Ariana Grande Pens Touching Letter on Manchester Bombing in New Docuseries

Kevin Mazur/Getty Images for Live Nation
Ariana Grande performs on stage during the 'Dangerous Woman' Tour Opener at Talking Stick Resort Arena on Feb. 3, 2017 in Phoenix.

Ariana Grande unveiled her highly anticipated Dangerous Woman Diaries docuseries on YouTube, which brings fans into the world of her Dangerous Woman tour and the making of Sweetener.   

The first installment delves into "The Light Is Coming" music video and shows Ari joking around and laughing with her friends (like she often does in her Instagram stories). However, the rest of the series isn't always so lighthearted. Episode four addresses the tragic Manchester bombing that killed 22 people outside her concert in May 2017, and brought her tour to an end.

The series doesn't show any footage of the event or interviews in the aftermath, but the pop star shared a powerful letter written eight months after the attack. Watch the episode and read the letter in full below.   


I’m writing to you this February 22, 2018.
It’s been eight months since the attack at our show at the Manchester Arena. It’s impossible to know where to start or to know what to say about this part. May 22, 2017, will leave me speechless and filled with questions for the rest of my life.
Music is an escape. Music is the safest thing I’ve ever known. Music — pop music, stan culture — is something that brings people together, introduces them to some of their best friends, and makes them feel like they can be themselves. It is comfort. It is fun. It is expression. It is happiness. It is the last thing that would ever harm someone. It is safe.
When something so opposite and so poisonous takes place in your world that is supposed to be everything but that … it is shocking and heartbreaking in a way that seems impossible to fully recover from.
The spirit of the people of Manchester, the families affected by this horrendous tragedy, and my fans around the world have permanently impacted all of us for the rest of our lives. Their love, strength, and unity showed me, my team, my dancers, band, and entire crew not to be defeated. To continue during the scariest and saddest of times. To not let hate win. But instead, love as loudly as possible, and to appreciate every moment.
The people of Manchester were able to change an event that portrayed the worst of humanity into one that portrayed the most beautiful of humanity. “Like a handprint on my heart” … I think of Manchester constantly and will carry this with me every day for the rest of my life.
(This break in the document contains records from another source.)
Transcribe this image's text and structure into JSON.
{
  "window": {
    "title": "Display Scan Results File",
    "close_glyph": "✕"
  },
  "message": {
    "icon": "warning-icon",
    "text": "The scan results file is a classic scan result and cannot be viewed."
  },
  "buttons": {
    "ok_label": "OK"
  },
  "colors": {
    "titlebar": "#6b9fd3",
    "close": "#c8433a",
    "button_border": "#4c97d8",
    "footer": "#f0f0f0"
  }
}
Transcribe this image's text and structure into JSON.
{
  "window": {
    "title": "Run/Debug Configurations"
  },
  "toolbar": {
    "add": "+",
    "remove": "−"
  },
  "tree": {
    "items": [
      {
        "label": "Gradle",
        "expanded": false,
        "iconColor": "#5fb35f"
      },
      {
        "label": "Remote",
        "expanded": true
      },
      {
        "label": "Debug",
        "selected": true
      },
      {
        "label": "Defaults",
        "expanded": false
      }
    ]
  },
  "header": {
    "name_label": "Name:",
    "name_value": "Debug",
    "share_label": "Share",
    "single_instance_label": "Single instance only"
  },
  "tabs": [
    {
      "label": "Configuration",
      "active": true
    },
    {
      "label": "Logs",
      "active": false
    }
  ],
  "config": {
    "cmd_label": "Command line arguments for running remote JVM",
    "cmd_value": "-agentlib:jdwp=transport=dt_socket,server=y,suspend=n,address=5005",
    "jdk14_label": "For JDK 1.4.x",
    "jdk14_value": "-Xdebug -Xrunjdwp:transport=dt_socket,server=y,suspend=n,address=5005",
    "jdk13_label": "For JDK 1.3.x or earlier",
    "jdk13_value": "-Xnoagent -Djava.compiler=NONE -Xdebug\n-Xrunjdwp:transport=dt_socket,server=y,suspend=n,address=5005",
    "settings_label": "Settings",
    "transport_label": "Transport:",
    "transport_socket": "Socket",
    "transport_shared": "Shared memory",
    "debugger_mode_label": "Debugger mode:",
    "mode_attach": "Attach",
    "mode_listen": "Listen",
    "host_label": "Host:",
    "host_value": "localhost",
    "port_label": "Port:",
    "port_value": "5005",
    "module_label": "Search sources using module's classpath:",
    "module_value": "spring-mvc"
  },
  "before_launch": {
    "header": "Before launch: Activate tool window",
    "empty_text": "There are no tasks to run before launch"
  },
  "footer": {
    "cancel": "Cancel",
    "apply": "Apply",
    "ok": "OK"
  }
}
The Biz premium subscriber content has moved to

To simplify subscriber access, we have temporarily disabled the password requirement.